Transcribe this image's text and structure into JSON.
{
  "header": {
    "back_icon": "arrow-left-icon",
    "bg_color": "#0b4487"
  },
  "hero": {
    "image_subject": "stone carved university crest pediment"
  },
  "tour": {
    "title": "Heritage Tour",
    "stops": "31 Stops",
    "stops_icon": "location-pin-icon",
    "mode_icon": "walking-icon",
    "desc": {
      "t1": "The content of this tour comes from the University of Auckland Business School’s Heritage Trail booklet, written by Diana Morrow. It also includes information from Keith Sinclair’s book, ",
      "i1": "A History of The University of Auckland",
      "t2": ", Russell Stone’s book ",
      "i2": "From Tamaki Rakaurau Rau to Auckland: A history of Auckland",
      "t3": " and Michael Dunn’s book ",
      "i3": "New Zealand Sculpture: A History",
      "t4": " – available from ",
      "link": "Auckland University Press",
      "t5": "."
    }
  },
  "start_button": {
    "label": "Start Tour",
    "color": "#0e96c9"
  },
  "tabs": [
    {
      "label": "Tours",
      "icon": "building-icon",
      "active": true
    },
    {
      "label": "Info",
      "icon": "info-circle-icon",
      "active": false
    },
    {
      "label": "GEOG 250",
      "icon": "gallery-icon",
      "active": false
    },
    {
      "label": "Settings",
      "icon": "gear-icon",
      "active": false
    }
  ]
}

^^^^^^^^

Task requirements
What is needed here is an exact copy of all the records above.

Problem solution
Transcribe this image's text and structure into JSON.
{
  "header": {
    "back_icon": "arrow-left-icon",
    "bg_color": "#0b4487"
  },
  "hero": {
    "image_subject": "stone carved university crest pediment"
  },
  "tour": {
    "title": "Heritage Tour",
    "stops": "31 Stops",
    "stops_icon": "location-pin-icon",
    "mode_icon": "walking-icon",
    "desc": {
      "t1": "The content of this tour comes from the University of Auckland Business School’s Heritage Trail booklet, written by Diana Morrow. It also includes information from Keith Sinclair’s book, ",
      "i1": "A History of The University of Auckland",
      "t2": ", Russell Stone’s book ",
      "i2": "From Tamaki Rakaurau Rau to Auckland: A history of Auckland",
      "t3": " and Michael Dunn’s book ",
      "i3": "New Zealand Sculpture: A History",
      "t4": " – available from ",
      "link": "Auckland University Press",
      "t5": "."
    }
  },
  "start_button": {
    "label": "Start Tour",
    "color": "#0e96c9"
  },
  "tabs": [
    {
      "label": "Tours",
      "icon": "building-icon",
      "active": true
    },
    {
      "label": "Info",
      "icon": "info-circle-icon",
      "active": false
    },
    {
      "label": "GEOG 250",
      "icon": "gallery-icon",
      "active": false
    },
    {
      "label": "Settings",
      "icon": "gear-icon",
      "active": false
    }
  ]
}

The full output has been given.